Bowel perforation is the opening of the wall of the small  or large intestine thereby allowing the intestinal contents to spill into the peritoneal cavity. This can occur anywhere in the gastrointestinal tract, however, the intestines which compromise the majority of the length of the gut are more likely to be affected, especially in a case of trauma. A bowel perforation may be free or contained. With a free perforation the intestinal contents can spill and spread into the intraperitoneal cavity. In a contained perforation, the site of the perforation is walled off by surrounding gut structures and there is little or no spillage. Upper bowel perforation may be free or contained while lower bowel perforation is almost always free.

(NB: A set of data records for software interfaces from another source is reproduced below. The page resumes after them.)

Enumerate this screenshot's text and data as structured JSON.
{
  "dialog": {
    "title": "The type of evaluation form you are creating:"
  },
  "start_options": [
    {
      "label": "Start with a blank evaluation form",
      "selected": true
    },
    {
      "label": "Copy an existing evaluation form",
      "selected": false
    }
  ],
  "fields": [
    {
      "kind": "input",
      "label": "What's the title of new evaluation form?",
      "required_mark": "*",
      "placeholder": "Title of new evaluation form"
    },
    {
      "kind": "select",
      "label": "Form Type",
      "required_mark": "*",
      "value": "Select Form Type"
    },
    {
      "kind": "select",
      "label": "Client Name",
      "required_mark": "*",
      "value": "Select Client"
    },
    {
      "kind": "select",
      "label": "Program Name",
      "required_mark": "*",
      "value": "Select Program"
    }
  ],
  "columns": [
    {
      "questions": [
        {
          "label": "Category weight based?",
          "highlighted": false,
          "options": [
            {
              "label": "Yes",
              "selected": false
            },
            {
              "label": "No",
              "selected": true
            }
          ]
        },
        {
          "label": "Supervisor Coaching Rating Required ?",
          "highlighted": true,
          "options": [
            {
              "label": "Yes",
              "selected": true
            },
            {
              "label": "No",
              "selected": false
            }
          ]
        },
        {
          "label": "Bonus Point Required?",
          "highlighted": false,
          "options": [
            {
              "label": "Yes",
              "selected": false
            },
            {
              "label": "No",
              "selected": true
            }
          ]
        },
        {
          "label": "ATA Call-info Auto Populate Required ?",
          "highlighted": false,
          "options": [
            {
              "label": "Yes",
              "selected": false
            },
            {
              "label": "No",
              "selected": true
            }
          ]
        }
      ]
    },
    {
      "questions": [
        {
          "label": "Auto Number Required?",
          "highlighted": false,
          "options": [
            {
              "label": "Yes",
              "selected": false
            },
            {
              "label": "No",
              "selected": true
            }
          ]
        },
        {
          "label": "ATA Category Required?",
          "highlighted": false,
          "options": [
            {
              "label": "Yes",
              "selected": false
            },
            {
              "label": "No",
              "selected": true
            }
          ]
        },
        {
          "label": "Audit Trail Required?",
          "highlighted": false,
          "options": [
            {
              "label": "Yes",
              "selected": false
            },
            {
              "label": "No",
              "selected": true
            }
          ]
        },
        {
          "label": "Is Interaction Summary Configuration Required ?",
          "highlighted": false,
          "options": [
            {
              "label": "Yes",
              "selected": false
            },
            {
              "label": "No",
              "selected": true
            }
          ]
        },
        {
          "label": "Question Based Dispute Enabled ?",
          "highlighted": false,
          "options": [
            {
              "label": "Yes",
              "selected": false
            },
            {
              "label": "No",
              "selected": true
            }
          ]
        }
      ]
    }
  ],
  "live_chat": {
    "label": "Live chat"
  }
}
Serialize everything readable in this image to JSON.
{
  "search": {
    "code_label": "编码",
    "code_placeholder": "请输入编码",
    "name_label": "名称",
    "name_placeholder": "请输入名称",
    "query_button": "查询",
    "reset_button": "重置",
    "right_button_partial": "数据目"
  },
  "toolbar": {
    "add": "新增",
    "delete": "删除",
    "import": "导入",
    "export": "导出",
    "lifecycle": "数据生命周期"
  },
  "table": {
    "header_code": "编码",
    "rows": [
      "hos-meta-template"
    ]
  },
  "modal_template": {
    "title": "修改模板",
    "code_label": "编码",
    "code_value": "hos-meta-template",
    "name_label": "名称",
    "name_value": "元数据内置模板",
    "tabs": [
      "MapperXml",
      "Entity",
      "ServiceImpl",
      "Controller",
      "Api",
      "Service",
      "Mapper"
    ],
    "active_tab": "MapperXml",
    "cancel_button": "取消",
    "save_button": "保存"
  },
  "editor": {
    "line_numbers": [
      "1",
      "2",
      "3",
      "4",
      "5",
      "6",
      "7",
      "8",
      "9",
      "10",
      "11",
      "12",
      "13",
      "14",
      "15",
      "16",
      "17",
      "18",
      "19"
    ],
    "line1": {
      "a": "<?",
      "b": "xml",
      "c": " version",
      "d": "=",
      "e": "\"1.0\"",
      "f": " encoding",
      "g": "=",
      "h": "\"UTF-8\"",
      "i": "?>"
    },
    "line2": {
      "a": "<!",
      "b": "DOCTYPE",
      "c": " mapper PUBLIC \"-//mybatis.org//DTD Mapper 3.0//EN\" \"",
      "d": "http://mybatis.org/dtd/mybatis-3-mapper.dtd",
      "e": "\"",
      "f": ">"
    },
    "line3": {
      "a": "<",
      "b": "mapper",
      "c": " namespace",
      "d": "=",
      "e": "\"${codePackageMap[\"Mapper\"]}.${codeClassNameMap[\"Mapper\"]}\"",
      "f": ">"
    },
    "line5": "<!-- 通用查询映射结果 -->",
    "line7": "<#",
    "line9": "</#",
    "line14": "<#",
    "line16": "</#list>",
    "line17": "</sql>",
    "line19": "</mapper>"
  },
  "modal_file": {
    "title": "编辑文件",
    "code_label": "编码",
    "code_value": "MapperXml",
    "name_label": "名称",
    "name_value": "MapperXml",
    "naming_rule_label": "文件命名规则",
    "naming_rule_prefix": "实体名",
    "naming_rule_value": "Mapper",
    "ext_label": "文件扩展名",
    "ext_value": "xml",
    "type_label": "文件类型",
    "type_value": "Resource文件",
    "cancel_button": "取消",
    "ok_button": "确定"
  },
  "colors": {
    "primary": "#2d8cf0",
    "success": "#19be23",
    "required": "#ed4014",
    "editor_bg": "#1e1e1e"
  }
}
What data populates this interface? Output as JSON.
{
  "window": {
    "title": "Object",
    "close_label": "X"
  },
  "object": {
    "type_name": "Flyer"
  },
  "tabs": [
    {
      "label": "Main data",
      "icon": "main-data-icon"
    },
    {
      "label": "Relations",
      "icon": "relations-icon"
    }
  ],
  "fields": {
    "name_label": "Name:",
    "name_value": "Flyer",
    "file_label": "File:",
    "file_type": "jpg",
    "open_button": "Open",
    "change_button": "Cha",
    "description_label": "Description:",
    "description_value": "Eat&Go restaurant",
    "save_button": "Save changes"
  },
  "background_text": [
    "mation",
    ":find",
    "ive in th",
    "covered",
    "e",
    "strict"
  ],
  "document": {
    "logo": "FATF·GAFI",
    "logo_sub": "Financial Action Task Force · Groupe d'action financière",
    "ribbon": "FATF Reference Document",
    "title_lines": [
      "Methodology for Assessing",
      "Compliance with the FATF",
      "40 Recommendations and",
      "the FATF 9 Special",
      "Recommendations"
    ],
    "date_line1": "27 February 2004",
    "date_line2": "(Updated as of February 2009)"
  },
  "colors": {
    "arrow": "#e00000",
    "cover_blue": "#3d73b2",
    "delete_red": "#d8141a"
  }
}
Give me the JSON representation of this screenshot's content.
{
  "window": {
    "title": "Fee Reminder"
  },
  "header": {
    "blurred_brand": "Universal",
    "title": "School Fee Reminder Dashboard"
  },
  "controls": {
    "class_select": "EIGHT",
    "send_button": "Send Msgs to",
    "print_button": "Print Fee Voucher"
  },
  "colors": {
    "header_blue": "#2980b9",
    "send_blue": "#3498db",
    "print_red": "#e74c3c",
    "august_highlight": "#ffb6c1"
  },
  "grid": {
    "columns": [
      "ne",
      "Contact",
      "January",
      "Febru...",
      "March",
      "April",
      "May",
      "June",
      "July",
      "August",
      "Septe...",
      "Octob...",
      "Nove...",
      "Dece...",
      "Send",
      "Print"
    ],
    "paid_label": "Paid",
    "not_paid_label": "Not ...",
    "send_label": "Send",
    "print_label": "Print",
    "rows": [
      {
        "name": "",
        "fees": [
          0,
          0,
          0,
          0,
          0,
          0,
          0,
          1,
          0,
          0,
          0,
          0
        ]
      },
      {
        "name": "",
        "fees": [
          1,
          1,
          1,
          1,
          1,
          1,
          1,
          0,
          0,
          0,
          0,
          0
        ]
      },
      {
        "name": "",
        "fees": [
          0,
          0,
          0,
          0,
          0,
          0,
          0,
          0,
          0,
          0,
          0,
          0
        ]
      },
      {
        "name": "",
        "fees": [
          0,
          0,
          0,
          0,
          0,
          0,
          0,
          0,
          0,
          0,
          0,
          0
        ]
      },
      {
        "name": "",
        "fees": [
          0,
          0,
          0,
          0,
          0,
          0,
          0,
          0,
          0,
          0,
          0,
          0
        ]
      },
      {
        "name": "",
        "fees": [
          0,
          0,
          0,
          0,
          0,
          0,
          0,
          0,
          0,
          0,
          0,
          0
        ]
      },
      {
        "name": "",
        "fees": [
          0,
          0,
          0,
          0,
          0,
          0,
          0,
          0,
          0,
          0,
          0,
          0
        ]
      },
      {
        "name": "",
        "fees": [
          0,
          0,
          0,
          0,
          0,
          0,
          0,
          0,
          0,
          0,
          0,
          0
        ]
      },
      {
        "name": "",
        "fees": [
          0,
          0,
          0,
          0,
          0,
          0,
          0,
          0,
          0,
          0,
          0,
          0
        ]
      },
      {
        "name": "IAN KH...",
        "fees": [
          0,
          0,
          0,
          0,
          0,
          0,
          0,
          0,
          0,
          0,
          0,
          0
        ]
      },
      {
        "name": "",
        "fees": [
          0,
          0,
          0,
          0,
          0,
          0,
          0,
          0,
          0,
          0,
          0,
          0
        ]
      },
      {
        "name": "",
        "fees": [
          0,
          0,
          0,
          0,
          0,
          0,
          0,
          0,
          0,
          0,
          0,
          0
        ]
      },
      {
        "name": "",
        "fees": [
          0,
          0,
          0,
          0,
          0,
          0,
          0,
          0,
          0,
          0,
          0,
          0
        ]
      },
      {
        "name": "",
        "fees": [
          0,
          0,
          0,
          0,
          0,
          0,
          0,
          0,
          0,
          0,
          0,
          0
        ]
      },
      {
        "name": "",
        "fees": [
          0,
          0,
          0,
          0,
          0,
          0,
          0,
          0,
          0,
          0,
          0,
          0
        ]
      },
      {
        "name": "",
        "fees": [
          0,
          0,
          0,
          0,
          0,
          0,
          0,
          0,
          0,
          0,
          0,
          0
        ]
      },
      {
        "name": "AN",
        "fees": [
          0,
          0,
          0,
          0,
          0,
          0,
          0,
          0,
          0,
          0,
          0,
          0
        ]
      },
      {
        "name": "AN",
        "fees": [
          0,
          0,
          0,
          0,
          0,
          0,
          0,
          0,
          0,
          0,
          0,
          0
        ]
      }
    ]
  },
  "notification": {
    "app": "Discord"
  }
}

Bowel perforation may arise with trauma, iatrogenically or as a complication of an underlying bowel condition which is usually chronic in nature. Although uncommon, bowel perforation is a medical emergency and the mortality rate is high (20 to 40%). When the intestinal contents spill into the peritoneal cavity it causes inflammation known as peritonitis. This may be as a result of chemicals like digestive enzymes and stomach acid (chemical peritonitis) or bacteria from the gut (bacterial peritonitis). Chemical peritonitis is more likely to occur with stomach or duodenal perforation, due to the presence of gastric acid and proteases within the pancreatic juices, but is  followed by bacterial peritonitis. A perforation lower down the small intestine (jejunum and ileum) and the colon.

Causes of a Perforated Bowel

The most common cause of a perforated duodenum arises as a complication of a duodenal ulcer (perforated ulcer).  However, a perforation is a rare complication. The entire list of causes of a bowel perforation includes :

Trauma

Sharp force or blunt force trauma to the abdomen can cause a bowel perforation. With a penetrating injury like a knife stabbing, the small bowel is more likely to be perforated as it occupies most of the peritoneal cavity. Blunt force injuries leading to bowel perforation are seen more frequently in children but occurs in less than 10% of severe abdominal injuries. In adults it is more likely to be associated with car accident injuries, sporting injuries and severe assault.

Foreign bodies, especially sharp objects, may also cause a perforation of the bowels if it can bypass the esophagus and stomach with causing any tears or becoming lodged in the wall. Consuming caustic substances can cause chemical trauma and lead to a perforation but is more likely to affect the upper gut – esophagus, stomach and duodenum.

Iatrogenic

A perforation may occur with investigative procedures like an upper GI endoscopy, ERCP (endoscopic retrograde cholangiopancreatography) or colonoscopy. However, this is rare. It may also occur with surgical procedures like a laparoscopy, especially in obese or pregnant patients, those with bowel inflammation or obstruction.  Bowel perforation may also arise as a complication of the following :

  • cholecystectomy (gallbladder removal)
  • kidney transplantation
  • radiation therapy for abdominopelvic malignancies

It is often associated with bowel obstruction (iatrogenic) – read more on blocked bowel and blocked colon. Certain drugs like aspirin, NSAIDs and corticosteroids can cause a perforation if there is underlying duodenal ulcers or diverticular disease and is more likely to occur in elderly patients.

Bowel Inflammation

Bowel perforation may arise as a complication in a number of inflammatory bowel conditions (acute and chronic) like :

  • Inflammatory bowel disease – Crohn’s disease, ulcerative colitis
  • Appendicitis
  • Diverticulitis
  • Infectious and ischemic colitis
  • Necrotizing vasculitis

Tumors

Any intra-abdominal malignancy (cancer) can cause a perforated bowel. This may also be seen with a lymphoma or renal carcinoma. Benign tumors are less likely to cause a perforation but it may be seen in certain cases, such as a desmoid tumor.

Other Causes

Most of the conditions are uncommon causes of a perforated bowel.

References

  1. Intestinal Perforation. Emedicine Medscape

Article reviewed by Dr. Greg. Last updated on March 30, 2011